(Entries from a dataset of interfaces)
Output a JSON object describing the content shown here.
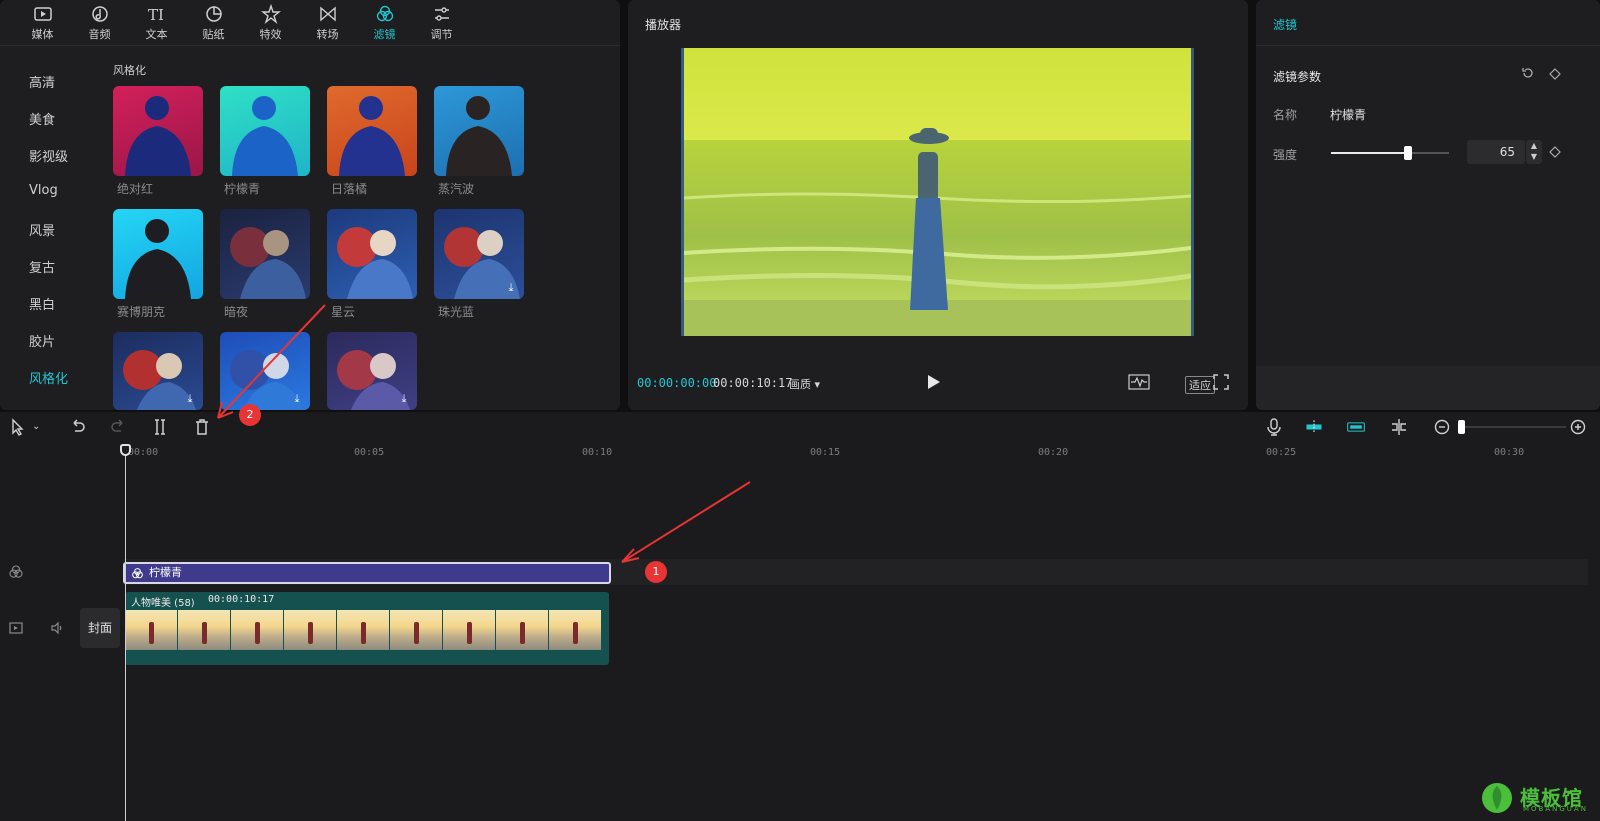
{
  "colors": {
    "accent": "#21c6d0",
    "filter_clip": "#3f3a8c",
    "video_clip": "#15514f",
    "annotation": "#e83434"
  },
  "toolbar": {
    "tabs": [
      {
        "label": "媒体",
        "icon": "media-icon"
      },
      {
        "label": "音频",
        "icon": "audio-icon"
      },
      {
        "label": "文本",
        "icon": "text-icon"
      },
      {
        "label": "贴纸",
        "icon": "sticker-icon"
      },
      {
        "label": "特效",
        "icon": "effects-icon"
      },
      {
        "label": "转场",
        "icon": "transition-icon"
      },
      {
        "label": "滤镜",
        "icon": "filter-icon",
        "active": true
      },
      {
        "label": "调节",
        "icon": "adjust-icon"
      }
    ]
  },
  "categories": [
    "高清",
    "美食",
    "影视级",
    "Vlog",
    "风景",
    "复古",
    "黑白",
    "胶片",
    "风格化"
  ],
  "active_category": "风格化",
  "filter_section_title": "风格化",
  "filters": [
    {
      "label": "绝对红"
    },
    {
      "label": "柠檬青"
    },
    {
      "label": "日落橘"
    },
    {
      "label": "蒸汽波"
    },
    {
      "label": "赛博朋克"
    },
    {
      "label": "暗夜"
    },
    {
      "label": "星云"
    },
    {
      "label": "珠光蓝"
    }
  ],
  "player": {
    "title": "播放器",
    "time_current": "00:00:00:00",
    "time_total": "00:00:10:17",
    "quality": "画质",
    "fit": "适应"
  },
  "props": {
    "title": "滤镜",
    "section": "滤镜参数",
    "name_label": "名称",
    "name_value": "柠檬青",
    "strength_label": "强度",
    "strength_value": "65",
    "strength_level": 0.65
  },
  "timeline": {
    "ticks": [
      "00:00",
      "00:05",
      "00:10",
      "00:15",
      "00:20",
      "00:25",
      "00:30"
    ],
    "filter_clip_label": "柠檬青",
    "video_clip_name": "人物唯美 (58)",
    "video_clip_duration": "00:00:10:17",
    "cover_label": "封面"
  },
  "annotations": [
    "1",
    "2"
  ],
  "watermark": {
    "text": "模板馆",
    "sub": "MOBANGUAN"
  }
}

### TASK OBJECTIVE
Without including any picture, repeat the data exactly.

### WRITTEN ANSWER
Output a JSON object describing the content shown here.
{
  "colors": {
    "accent": "#21c6d0",
    "filter_clip": "#3f3a8c",
    "video_clip": "#15514f",
    "annotation": "#e83434"
  },
  "toolbar": {
    "tabs": [
      {
        "label": "媒体",
        "icon": "media-icon"
      },
      {
        "label": "音频",
        "icon": "audio-icon"
      },
      {
        "label": "文本",
        "icon": "text-icon"
      },
      {
        "label": "贴纸",
        "icon": "sticker-icon"
      },
      {
        "label": "特效",
        "icon": "effects-icon"
      },
      {
        "label": "转场",
        "icon": "transition-icon"
      },
      {
        "label": "滤镜",
        "icon": "filter-icon",
        "active": true
      },
      {
        "label": "调节",
        "icon": "adjust-icon"
      }
    ]
  },
  "categories": [
    "高清",
    "美食",
    "影视级",
    "Vlog",
    "风景",
    "复古",
    "黑白",
    "胶片",
    "风格化"
  ],
  "active_category": "风格化",
  "filter_section_title": "风格化",
  "filters": [
    {
      "label": "绝对红"
    },
    {
      "label": "柠檬青"
    },
    {
      "label": "日落橘"
    },
    {
      "label": "蒸汽波"
    },
    {
      "label": "赛博朋克"
    },
    {
      "label": "暗夜"
    },
    {
      "label": "星云"
    },
    {
      "label": "珠光蓝"
    }
  ],
  "player": {
    "title": "播放器",
    "time_current": "00:00:00:00",
    "time_total": "00:00:10:17",
    "quality": "画质",
    "fit": "适应"
  },
  "props": {
    "title": "滤镜",
    "section": "滤镜参数",
    "name_label": "名称",
    "name_value": "柠檬青",
    "strength_label": "强度",
    "strength_value": "65",
    "strength_level": 0.65
  },
  "timeline": {
    "ticks": [
      "00:00",
      "00:05",
      "00:10",
      "00:15",
      "00:20",
      "00:25",
      "00:30"
    ],
    "filter_clip_label": "柠檬青",
    "video_clip_name": "人物唯美 (58)",
    "video_clip_duration": "00:00:10:17",
    "cover_label": "封面"
  },
  "annotations": [
    "1",
    "2"
  ],
  "watermark": {
    "text": "模板馆",
    "sub": "MOBANGUAN"
  }
}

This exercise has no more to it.